Dataset records
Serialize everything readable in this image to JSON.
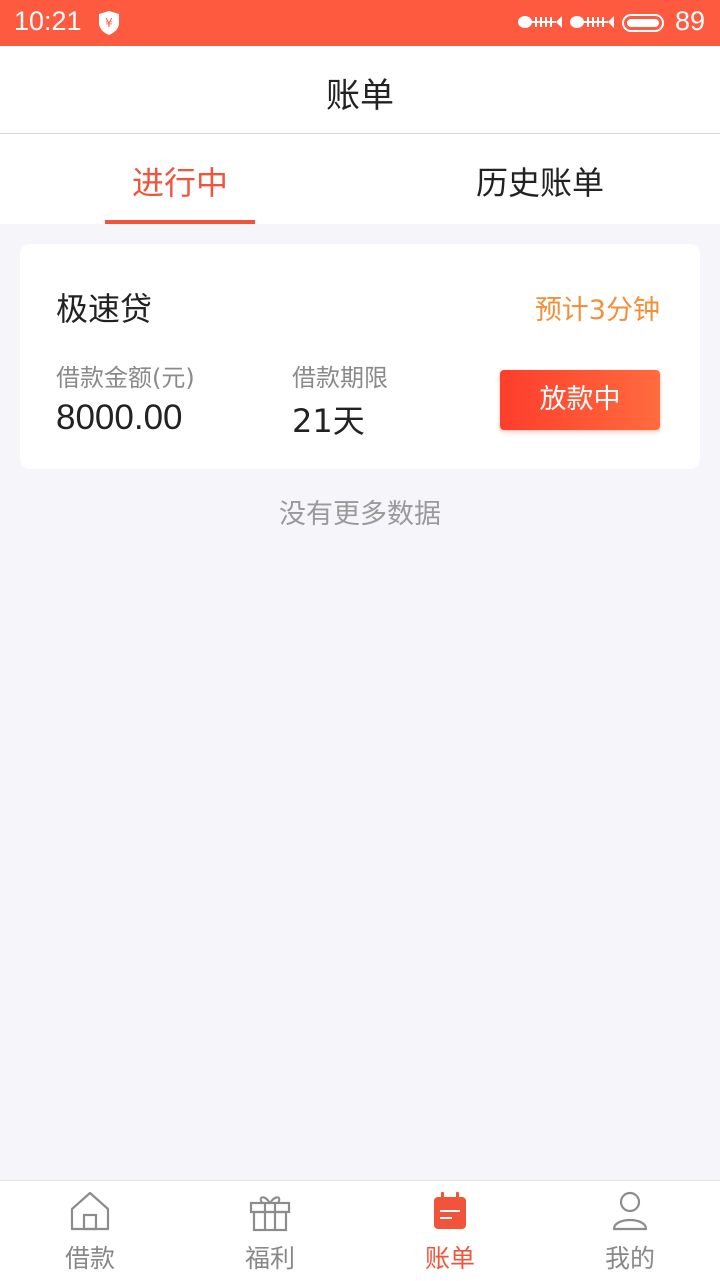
{
  "status_bar": {
    "time": "10:21",
    "battery_level": "89",
    "icons": [
      "shield-yuan-icon",
      "fish-notification-icon",
      "fish-notification-icon",
      "battery-icon"
    ]
  },
  "header": {
    "title": "账单"
  },
  "tabs": [
    {
      "label": "进行中",
      "active": true
    },
    {
      "label": "历史账单",
      "active": false
    }
  ],
  "bill_card": {
    "product_name": "极速贷",
    "eta": "预计3分钟",
    "amount_label": "借款金额(元)",
    "amount_value": "8000.00",
    "term_label": "借款期限",
    "term_value": "21天",
    "status_button": "放款中"
  },
  "list_footer": "没有更多数据",
  "bottom_nav": [
    {
      "label": "借款",
      "icon": "home-icon",
      "active": false
    },
    {
      "label": "福利",
      "icon": "gift-icon",
      "active": false
    },
    {
      "label": "账单",
      "icon": "bill-icon",
      "active": true
    },
    {
      "label": "我的",
      "icon": "user-icon",
      "active": false
    }
  ],
  "colors": {
    "status_bar": "#fd5a40",
    "accent": "#f2543b",
    "eta_orange": "#f2903a",
    "background": "#f6f6fa"
  }
}
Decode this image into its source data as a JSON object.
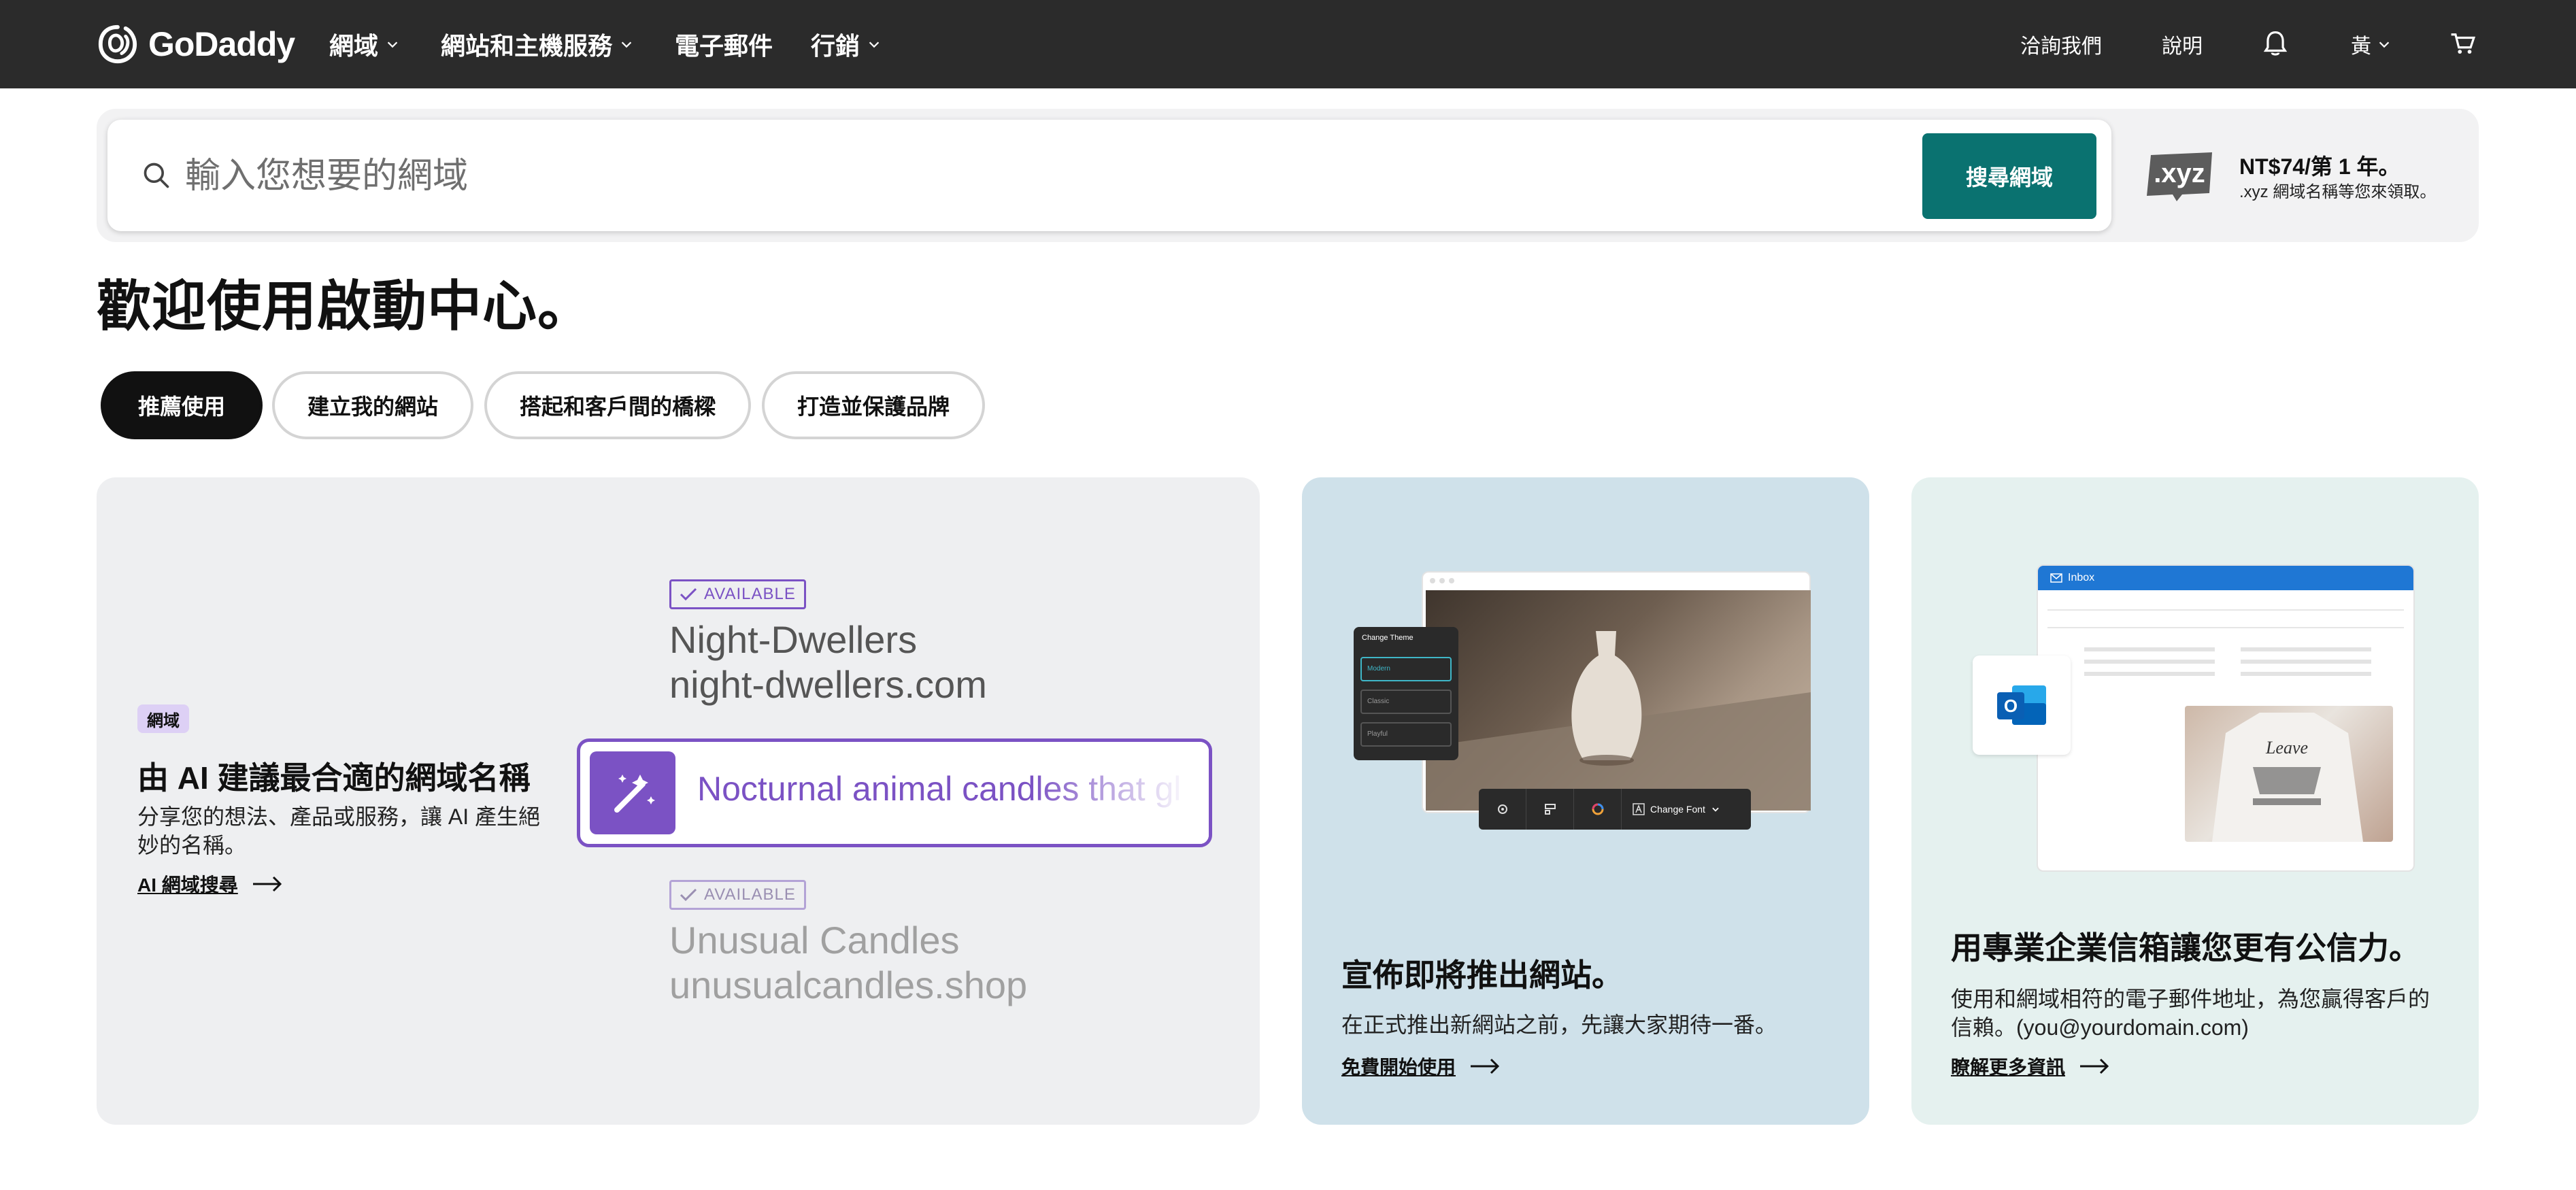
{
  "nav": {
    "brand": "GoDaddy",
    "items": [
      {
        "label": "網域"
      },
      {
        "label": "網站和主機服務"
      },
      {
        "label": "電子郵件"
      },
      {
        "label": "行銷"
      }
    ],
    "contact": "洽詢我們",
    "help": "說明",
    "user": "黃"
  },
  "search": {
    "placeholder": "輸入您想要的網域",
    "button": "搜尋網域"
  },
  "promo": {
    "badge": ".xyz",
    "title": "NT$74/第 1 年。",
    "subtitle": ".xyz 網域名稱等您來領取。"
  },
  "page": {
    "title": "歡迎使用啟動中心。"
  },
  "tabs": [
    {
      "label": "推薦使用",
      "active": true
    },
    {
      "label": "建立我的網站",
      "active": false
    },
    {
      "label": "搭起和客戶間的橋樑",
      "active": false
    },
    {
      "label": "打造並保護品牌",
      "active": false
    }
  ],
  "cards": {
    "ai": {
      "tag": "網域",
      "title": "由 AI 建議最合適的網域名稱",
      "desc": "分享您的想法、產品或服務，讓 AI 產生絕妙的名稱。",
      "link": "AI 網域搜尋",
      "available": "AVAILABLE",
      "example1_name": "Night-Dwellers",
      "example1_domain": "night-dwellers.com",
      "prompt": "Nocturnal animal candles that gl",
      "example2_name": "Unusual Candles",
      "example2_domain": "unusualcandles.shop"
    },
    "website": {
      "title": "宣佈即將推出網站。",
      "desc": "在正式推出新網站之前，先讓大家期待一番。",
      "link": "免費開始使用",
      "theme_panel_title": "Change Theme",
      "themes": [
        "Modern",
        "Classic",
        "Playful"
      ],
      "change_font": "Change Font"
    },
    "email": {
      "title": "用專業企業信箱讓您更有公信力。",
      "desc": "使用和網域相符的電子郵件地址，為您贏得客戶的信賴。(you@yourdomain.com)",
      "link": "瞭解更多資訊",
      "inbox_label": "Inbox"
    }
  },
  "colors": {
    "nav_bg": "#2b2b2b",
    "search_button": "#0a7270",
    "ai_purple": "#7b52c4",
    "card1_bg": "#eeeff1",
    "card2_bg": "#cfe1ea",
    "card3_bg": "#e5f1ef"
  }
}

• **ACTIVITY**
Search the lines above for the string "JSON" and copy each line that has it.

• **SOLUTION**
Serialize everything readable in this image to JSON.
Decode this image into its source data as a JSON object.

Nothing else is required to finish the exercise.